Phenotypes arise from the interaction between genes within a genome, and the environment. This is a highly complex interaction: for studying the phenomics of neuropsychiatric illnesses, this includes studying how the neural and cognitive systems work, and then trying to decipher how the genome links to these differences in the phenotype.
There is an additional challenge in using phenomics to study neuropsychiatric illnesses: the link between brain function and human behavior is complex, and not well understood. Thus, while organs such as the heart have been modeled from the genetic level to the whole organ, this is not possible for the brain.
Also, while certain phenotypes may be enough to characterize a neuropsychiatric illness, this does not necessarily mean that these phenotypes will be driven by genomic variations alone. There is a hypothesis known as “generalist gene hypothesis”, which is based on findings that suggest that a set of genes are linked to the majority of cognitive functions, such as intelligence and memory. This set of genes may involve hundreds of genes, and this high genetic correlation may be found in some neuropsychiatric illnesses too.
Bilder et al., proposed a scheme for neuropsychiatric phenomics studies, formed of levels, as follows:
- cellular system (signaling pathways)
- neural systems
- cognitive phenotype
This is a simplified approach, and each stage represents the key questions that should be asked in order to understand how the genes influence neuropsychiatric illnesses. The first three fall into the “central dogma of biology”, and this also forms part of other phenomics studies.

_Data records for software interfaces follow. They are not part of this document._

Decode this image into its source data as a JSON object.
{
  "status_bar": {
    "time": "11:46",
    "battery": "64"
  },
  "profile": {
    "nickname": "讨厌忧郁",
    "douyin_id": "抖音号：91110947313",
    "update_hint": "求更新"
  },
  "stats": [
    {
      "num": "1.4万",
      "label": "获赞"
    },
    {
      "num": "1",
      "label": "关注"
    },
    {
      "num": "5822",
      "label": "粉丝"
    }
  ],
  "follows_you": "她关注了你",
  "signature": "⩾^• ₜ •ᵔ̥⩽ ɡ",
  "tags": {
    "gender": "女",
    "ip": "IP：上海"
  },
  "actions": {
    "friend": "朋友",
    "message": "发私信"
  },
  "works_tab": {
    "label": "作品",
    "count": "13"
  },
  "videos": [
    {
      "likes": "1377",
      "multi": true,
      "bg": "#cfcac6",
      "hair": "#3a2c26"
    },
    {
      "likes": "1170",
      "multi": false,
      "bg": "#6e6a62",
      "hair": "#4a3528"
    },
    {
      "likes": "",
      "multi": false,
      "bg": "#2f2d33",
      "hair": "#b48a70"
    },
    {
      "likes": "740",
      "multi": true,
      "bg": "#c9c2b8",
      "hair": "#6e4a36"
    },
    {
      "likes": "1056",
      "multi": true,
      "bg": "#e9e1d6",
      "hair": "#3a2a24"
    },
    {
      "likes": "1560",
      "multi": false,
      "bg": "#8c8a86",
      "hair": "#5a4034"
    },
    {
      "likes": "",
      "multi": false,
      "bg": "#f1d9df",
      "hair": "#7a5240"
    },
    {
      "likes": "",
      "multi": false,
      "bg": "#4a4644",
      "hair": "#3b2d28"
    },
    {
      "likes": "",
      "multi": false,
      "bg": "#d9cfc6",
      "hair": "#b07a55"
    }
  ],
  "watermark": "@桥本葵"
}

From there, this above scheme delves into ideas more specific to neuospychiatry. For example, how cells form neural systems, and in turn how this then influences cognitive functions such as mood, linguistic skills and thinking. This in turn forms the basis of symptoms, which may indicate a specific neuropsychiatric illness.
Even though this scheme is simplified, it can be used to roughly calculate how small or large the phenomic search space is. Assuming that there are only seven changes that need to occur for a given genomic variant to result in disease, if a genomic variant influences five proteins, a protein influences five cellular systems, etc., there would be 15,625 such influences once the syndrome level is reached.
Conversely, if a neuropsychiatric illness may be identified by a collection of symptoms then one can imagine that there could be hundreds to thousands of genetic variations which had contributed to this illness. Thus, it can be seen that phenomics studies are highly complex, and need to account for a vast number of phenotypes or genomic variations.